Source material:
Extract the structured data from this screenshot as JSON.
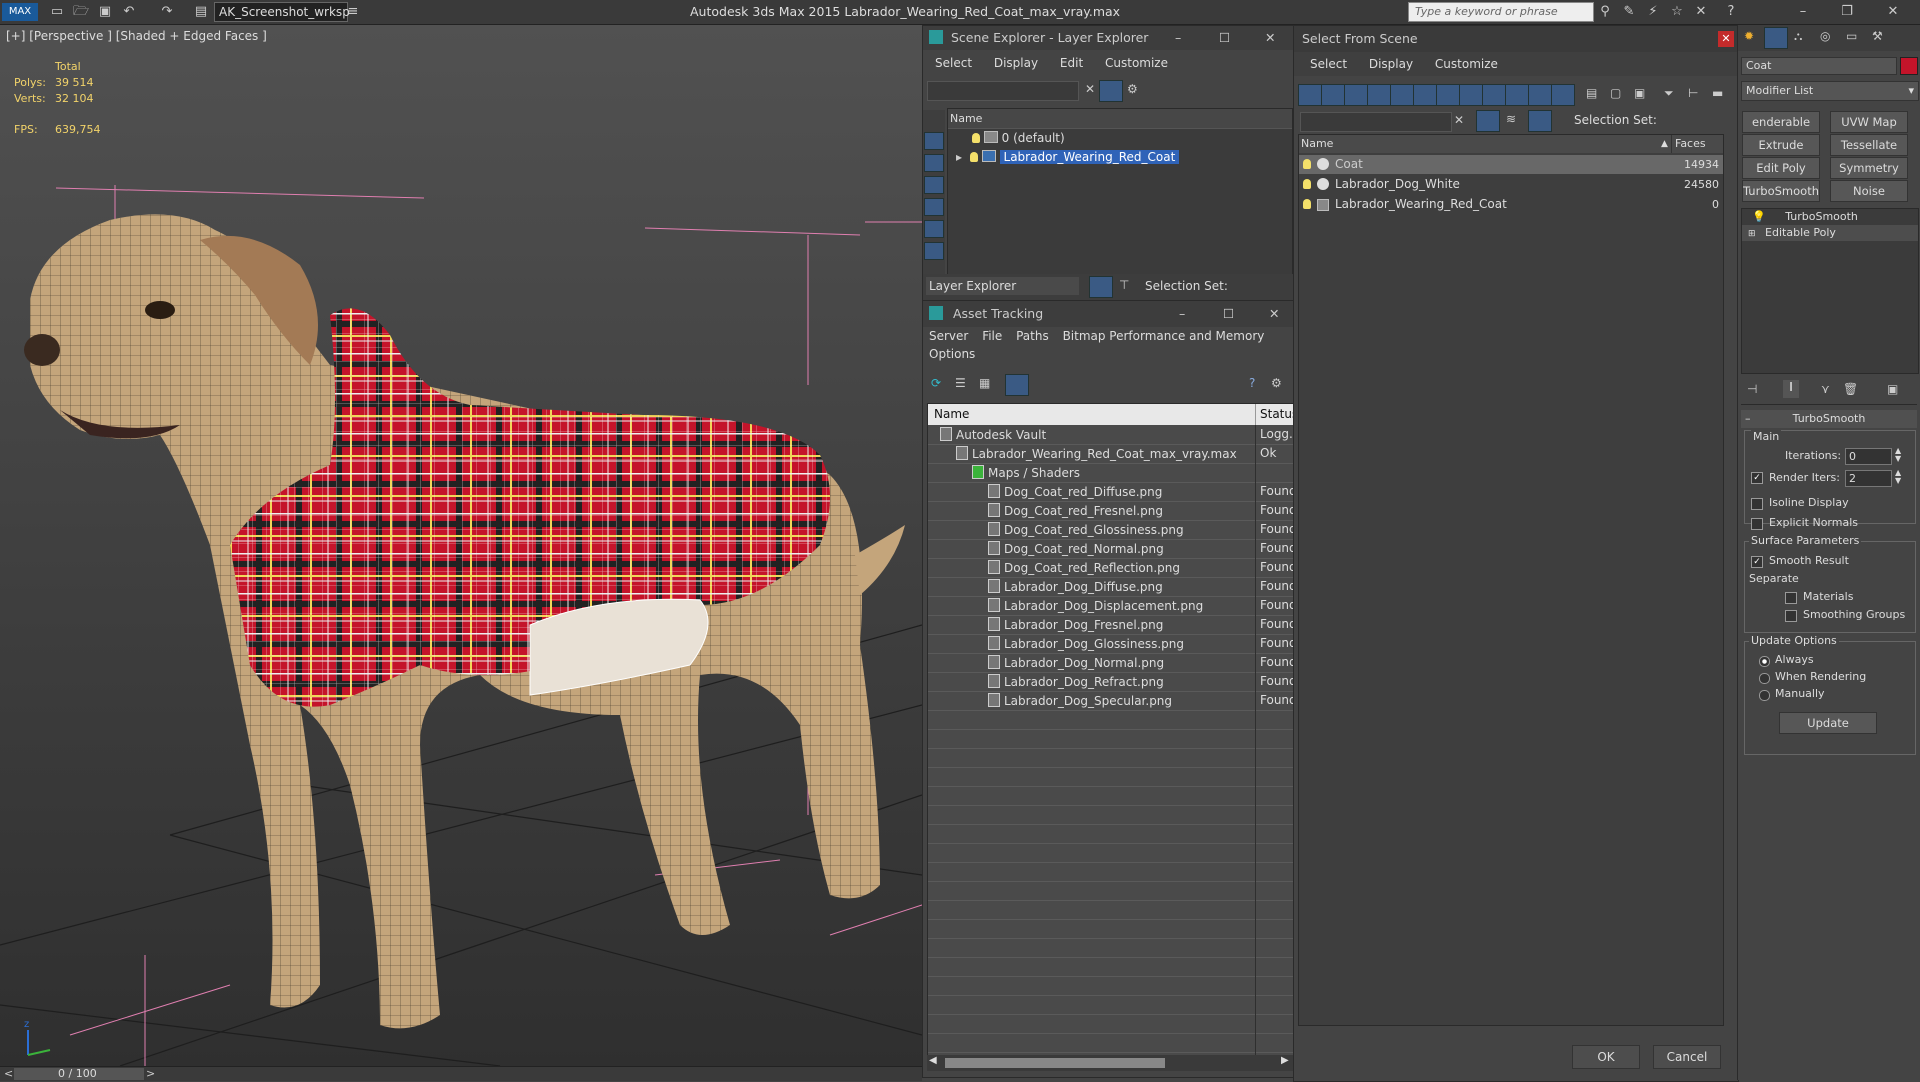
{
  "titlebar": {
    "workspace": "AK_Screenshot_wrksp",
    "app_title": "Autodesk 3ds Max  2015    Labrador_Wearing_Red_Coat_max_vray.max",
    "search_placeholder": "Type a keyword or phrase"
  },
  "viewport": {
    "label": "[+] [Perspective ] [Shaded + Edged Faces ]",
    "stats": {
      "total_label": "Total",
      "polys_label": "Polys:",
      "polys_value": "39 514",
      "verts_label": "Verts:",
      "verts_value": "32 104",
      "fps_label": "FPS:",
      "fps_value": "639,754"
    },
    "timeline": "0 / 100"
  },
  "scene_explorer": {
    "title": "Scene Explorer - Layer Explorer",
    "menu": [
      "Select",
      "Display",
      "Edit",
      "Customize"
    ],
    "column_name": "Name",
    "layers": [
      "0 (default)",
      "Labrador_Wearing_Red_Coat"
    ],
    "footer_mode": "Layer Explorer",
    "selection_set_label": "Selection Set:"
  },
  "asset_tracking": {
    "title": "Asset Tracking",
    "menu": [
      "Server",
      "File",
      "Paths",
      "Bitmap Performance and Memory"
    ],
    "menu_row2": "Options",
    "col_name": "Name",
    "col_status": "Status",
    "rows": [
      {
        "name": "Autodesk Vault",
        "status": "Logg...",
        "indent": 0
      },
      {
        "name": "Labrador_Wearing_Red_Coat_max_vray.max",
        "status": "Ok",
        "indent": 1
      },
      {
        "name": "Maps / Shaders",
        "status": "",
        "indent": 2
      },
      {
        "name": "Dog_Coat_red_Diffuse.png",
        "status": "Found",
        "indent": 3
      },
      {
        "name": "Dog_Coat_red_Fresnel.png",
        "status": "Found",
        "indent": 3
      },
      {
        "name": "Dog_Coat_red_Glossiness.png",
        "status": "Found",
        "indent": 3
      },
      {
        "name": "Dog_Coat_red_Normal.png",
        "status": "Found",
        "indent": 3
      },
      {
        "name": "Dog_Coat_red_Reflection.png",
        "status": "Found",
        "indent": 3
      },
      {
        "name": "Labrador_Dog_Diffuse.png",
        "status": "Found",
        "indent": 3
      },
      {
        "name": "Labrador_Dog_Displacement.png",
        "status": "Found",
        "indent": 3
      },
      {
        "name": "Labrador_Dog_Fresnel.png",
        "status": "Found",
        "indent": 3
      },
      {
        "name": "Labrador_Dog_Glossiness.png",
        "status": "Found",
        "indent": 3
      },
      {
        "name": "Labrador_Dog_Normal.png",
        "status": "Found",
        "indent": 3
      },
      {
        "name": "Labrador_Dog_Refract.png",
        "status": "Found",
        "indent": 3
      },
      {
        "name": "Labrador_Dog_Specular.png",
        "status": "Found",
        "indent": 3
      }
    ]
  },
  "select_from_scene": {
    "title": "Select From Scene",
    "menu": [
      "Select",
      "Display",
      "Customize"
    ],
    "selection_set_label": "Selection Set:",
    "col_name": "Name",
    "col_faces": "Faces",
    "rows": [
      {
        "name": "Coat",
        "faces": "14934"
      },
      {
        "name": "Labrador_Dog_White",
        "faces": "24580"
      },
      {
        "name": "Labrador_Wearing_Red_Coat",
        "faces": "0"
      }
    ],
    "ok_label": "OK",
    "cancel_label": "Cancel"
  },
  "command_panel": {
    "object_name": "Coat",
    "modifier_list": "Modifier List",
    "buttons": [
      "enderable Splin",
      "UVW Map",
      "Extrude",
      "Tessellate",
      "Edit Poly",
      "Symmetry",
      "TurboSmooth",
      "Noise"
    ],
    "stack": [
      "TurboSmooth",
      "Editable Poly"
    ],
    "rollout_title": "TurboSmooth",
    "main_label": "Main",
    "iterations_label": "Iterations:",
    "iterations_value": "0",
    "render_iters_label": "Render Iters:",
    "render_iters_value": "2",
    "isoline_label": "Isoline Display",
    "explicit_normals_label": "Explicit Normals",
    "surface_params_label": "Surface Parameters",
    "smooth_result_label": "Smooth Result",
    "separate_label": "Separate",
    "materials_label": "Materials",
    "smoothing_groups_label": "Smoothing Groups",
    "update_options_label": "Update Options",
    "always_label": "Always",
    "when_rendering_label": "When Rendering",
    "manually_label": "Manually",
    "update_button": "Update"
  },
  "colors": {
    "accent_blue": "#3a6fb0",
    "selection_highlight": "#2f63b8",
    "stat_yellow": "#f2d36a",
    "coat_red": "#c4142a"
  }
}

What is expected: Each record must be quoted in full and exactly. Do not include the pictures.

Reply:
Extract the structured data from this screenshot as JSON.
{
  "titlebar": {
    "workspace": "AK_Screenshot_wrksp",
    "app_title": "Autodesk 3ds Max  2015    Labrador_Wearing_Red_Coat_max_vray.max",
    "search_placeholder": "Type a keyword or phrase"
  },
  "viewport": {
    "label": "[+] [Perspective ] [Shaded + Edged Faces ]",
    "stats": {
      "total_label": "Total",
      "polys_label": "Polys:",
      "polys_value": "39 514",
      "verts_label": "Verts:",
      "verts_value": "32 104",
      "fps_label": "FPS:",
      "fps_value": "639,754"
    },
    "timeline": "0 / 100"
  },
  "scene_explorer": {
    "title": "Scene Explorer - Layer Explorer",
    "menu": [
      "Select",
      "Display",
      "Edit",
      "Customize"
    ],
    "column_name": "Name",
    "layers": [
      "0 (default)",
      "Labrador_Wearing_Red_Coat"
    ],
    "footer_mode": "Layer Explorer",
    "selection_set_label": "Selection Set:"
  },
  "asset_tracking": {
    "title": "Asset Tracking",
    "menu": [
      "Server",
      "File",
      "Paths",
      "Bitmap Performance and Memory"
    ],
    "menu_row2": "Options",
    "col_name": "Name",
    "col_status": "Status",
    "rows": [
      {
        "name": "Autodesk Vault",
        "status": "Logg...",
        "indent": 0
      },
      {
        "name": "Labrador_Wearing_Red_Coat_max_vray.max",
        "status": "Ok",
        "indent": 1
      },
      {
        "name": "Maps / Shaders",
        "status": "",
        "indent": 2
      },
      {
        "name": "Dog_Coat_red_Diffuse.png",
        "status": "Found",
        "indent": 3
      },
      {
        "name": "Dog_Coat_red_Fresnel.png",
        "status": "Found",
        "indent": 3
      },
      {
        "name": "Dog_Coat_red_Glossiness.png",
        "status": "Found",
        "indent": 3
      },
      {
        "name": "Dog_Coat_red_Normal.png",
        "status": "Found",
        "indent": 3
      },
      {
        "name": "Dog_Coat_red_Reflection.png",
        "status": "Found",
        "indent": 3
      },
      {
        "name": "Labrador_Dog_Diffuse.png",
        "status": "Found",
        "indent": 3
      },
      {
        "name": "Labrador_Dog_Displacement.png",
        "status": "Found",
        "indent": 3
      },
      {
        "name": "Labrador_Dog_Fresnel.png",
        "status": "Found",
        "indent": 3
      },
      {
        "name": "Labrador_Dog_Glossiness.png",
        "status": "Found",
        "indent": 3
      },
      {
        "name": "Labrador_Dog_Normal.png",
        "status": "Found",
        "indent": 3
      },
      {
        "name": "Labrador_Dog_Refract.png",
        "status": "Found",
        "indent": 3
      },
      {
        "name": "Labrador_Dog_Specular.png",
        "status": "Found",
        "indent": 3
      }
    ]
  },
  "select_from_scene": {
    "title": "Select From Scene",
    "menu": [
      "Select",
      "Display",
      "Customize"
    ],
    "selection_set_label": "Selection Set:",
    "col_name": "Name",
    "col_faces": "Faces",
    "rows": [
      {
        "name": "Coat",
        "faces": "14934"
      },
      {
        "name": "Labrador_Dog_White",
        "faces": "24580"
      },
      {
        "name": "Labrador_Wearing_Red_Coat",
        "faces": "0"
      }
    ],
    "ok_label": "OK",
    "cancel_label": "Cancel"
  },
  "command_panel": {
    "object_name": "Coat",
    "modifier_list": "Modifier List",
    "buttons": [
      "enderable Splin",
      "UVW Map",
      "Extrude",
      "Tessellate",
      "Edit Poly",
      "Symmetry",
      "TurboSmooth",
      "Noise"
    ],
    "stack": [
      "TurboSmooth",
      "Editable Poly"
    ],
    "rollout_title": "TurboSmooth",
    "main_label": "Main",
    "iterations_label": "Iterations:",
    "iterations_value": "0",
    "render_iters_label": "Render Iters:",
    "render_iters_value": "2",
    "isoline_label": "Isoline Display",
    "explicit_normals_label": "Explicit Normals",
    "surface_params_label": "Surface Parameters",
    "smooth_result_label": "Smooth Result",
    "separate_label": "Separate",
    "materials_label": "Materials",
    "smoothing_groups_label": "Smoothing Groups",
    "update_options_label": "Update Options",
    "always_label": "Always",
    "when_rendering_label": "When Rendering",
    "manually_label": "Manually",
    "update_button": "Update"
  },
  "colors": {
    "accent_blue": "#3a6fb0",
    "selection_highlight": "#2f63b8",
    "stat_yellow": "#f2d36a",
    "coat_red": "#c4142a"
  }
}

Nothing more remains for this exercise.